_Records shown:_
====
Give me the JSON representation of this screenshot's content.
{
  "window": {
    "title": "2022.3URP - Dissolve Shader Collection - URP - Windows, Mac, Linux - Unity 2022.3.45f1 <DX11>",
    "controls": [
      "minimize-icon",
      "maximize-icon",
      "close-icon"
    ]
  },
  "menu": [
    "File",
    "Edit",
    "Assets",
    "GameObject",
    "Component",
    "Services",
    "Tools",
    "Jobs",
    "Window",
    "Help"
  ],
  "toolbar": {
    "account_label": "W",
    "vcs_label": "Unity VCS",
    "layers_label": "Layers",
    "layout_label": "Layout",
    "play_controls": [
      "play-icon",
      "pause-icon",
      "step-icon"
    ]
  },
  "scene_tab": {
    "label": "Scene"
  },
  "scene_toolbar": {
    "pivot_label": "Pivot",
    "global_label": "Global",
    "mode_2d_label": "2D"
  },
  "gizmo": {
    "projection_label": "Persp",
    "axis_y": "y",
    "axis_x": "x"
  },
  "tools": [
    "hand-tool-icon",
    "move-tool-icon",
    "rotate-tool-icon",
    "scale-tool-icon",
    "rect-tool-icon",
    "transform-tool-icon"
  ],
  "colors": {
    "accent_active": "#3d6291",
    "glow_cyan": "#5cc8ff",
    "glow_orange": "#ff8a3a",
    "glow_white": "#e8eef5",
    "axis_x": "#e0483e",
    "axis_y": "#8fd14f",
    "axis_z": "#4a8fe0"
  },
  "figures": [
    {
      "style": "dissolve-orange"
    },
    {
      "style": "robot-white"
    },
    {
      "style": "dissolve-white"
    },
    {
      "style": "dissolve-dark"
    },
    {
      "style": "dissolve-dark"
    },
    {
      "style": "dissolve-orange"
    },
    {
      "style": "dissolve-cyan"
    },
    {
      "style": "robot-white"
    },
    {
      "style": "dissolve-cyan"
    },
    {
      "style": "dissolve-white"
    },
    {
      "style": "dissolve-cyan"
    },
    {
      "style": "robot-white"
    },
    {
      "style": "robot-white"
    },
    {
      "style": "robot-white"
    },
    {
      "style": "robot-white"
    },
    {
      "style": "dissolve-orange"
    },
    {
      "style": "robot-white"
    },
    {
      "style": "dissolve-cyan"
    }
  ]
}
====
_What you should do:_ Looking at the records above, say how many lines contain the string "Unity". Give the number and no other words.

_Problem solution:_ 2